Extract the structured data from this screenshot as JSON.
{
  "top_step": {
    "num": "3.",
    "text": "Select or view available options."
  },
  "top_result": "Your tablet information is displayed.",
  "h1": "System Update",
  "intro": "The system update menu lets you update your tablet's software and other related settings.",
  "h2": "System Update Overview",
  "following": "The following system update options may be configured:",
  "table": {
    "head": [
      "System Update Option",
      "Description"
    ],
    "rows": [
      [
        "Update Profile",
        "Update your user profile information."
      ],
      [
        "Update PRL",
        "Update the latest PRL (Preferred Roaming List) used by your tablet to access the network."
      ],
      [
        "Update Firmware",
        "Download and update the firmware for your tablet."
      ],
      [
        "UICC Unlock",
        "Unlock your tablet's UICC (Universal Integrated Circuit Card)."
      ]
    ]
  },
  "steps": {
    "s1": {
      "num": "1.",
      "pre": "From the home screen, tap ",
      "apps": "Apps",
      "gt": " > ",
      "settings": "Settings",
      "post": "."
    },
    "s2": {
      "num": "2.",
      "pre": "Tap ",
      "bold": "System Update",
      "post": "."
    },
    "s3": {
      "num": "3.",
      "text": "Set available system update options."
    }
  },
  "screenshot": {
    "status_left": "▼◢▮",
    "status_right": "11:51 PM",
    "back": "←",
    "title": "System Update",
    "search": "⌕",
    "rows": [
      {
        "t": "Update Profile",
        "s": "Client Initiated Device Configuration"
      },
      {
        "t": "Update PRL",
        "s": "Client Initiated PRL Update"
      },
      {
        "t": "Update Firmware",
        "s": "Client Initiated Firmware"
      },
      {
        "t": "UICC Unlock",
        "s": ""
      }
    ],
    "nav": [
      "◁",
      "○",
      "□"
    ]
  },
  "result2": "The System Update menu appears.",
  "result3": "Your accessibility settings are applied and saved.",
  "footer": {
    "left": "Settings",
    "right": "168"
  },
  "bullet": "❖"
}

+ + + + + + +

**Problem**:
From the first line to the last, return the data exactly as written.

**Solution for this task**:
Extract the structured data from this screenshot as JSON.
{
  "top_step": {
    "num": "3.",
    "text": "Select or view available options."
  },
  "top_result": "Your tablet information is displayed.",
  "h1": "System Update",
  "intro": "The system update menu lets you update your tablet's software and other related settings.",
  "h2": "System Update Overview",
  "following": "The following system update options may be configured:",
  "table": {
    "head": [
      "System Update Option",
      "Description"
    ],
    "rows": [
      [
        "Update Profile",
        "Update your user profile information."
      ],
      [
        "Update PRL",
        "Update the latest PRL (Preferred Roaming List) used by your tablet to access the network."
      ],
      [
        "Update Firmware",
        "Download and update the firmware for your tablet."
      ],
      [
        "UICC Unlock",
        "Unlock your tablet's UICC (Universal Integrated Circuit Card)."
      ]
    ]
  },
  "steps": {
    "s1": {
      "num": "1.",
      "pre": "From the home screen, tap ",
      "apps": "Apps",
      "gt": " > ",
      "settings": "Settings",
      "post": "."
    },
    "s2": {
      "num": "2.",
      "pre": "Tap ",
      "bold": "System Update",
      "post": "."
    },
    "s3": {
      "num": "3.",
      "text": "Set available system update options."
    }
  },
  "screenshot": {
    "status_left": "▼◢▮",
    "status_right": "11:51 PM",
    "back": "←",
    "title": "System Update",
    "search": "⌕",
    "rows": [
      {
        "t": "Update Profile",
        "s": "Client Initiated Device Configuration"
      },
      {
        "t": "Update PRL",
        "s": "Client Initiated PRL Update"
      },
      {
        "t": "Update Firmware",
        "s": "Client Initiated Firmware"
      },
      {
        "t": "UICC Unlock",
        "s": ""
      }
    ],
    "nav": [
      "◁",
      "○",
      "□"
    ]
  },
  "result2": "The System Update menu appears.",
  "result3": "Your accessibility settings are applied and saved.",
  "footer": {
    "left": "Settings",
    "right": "168"
  },
  "bullet": "❖"
}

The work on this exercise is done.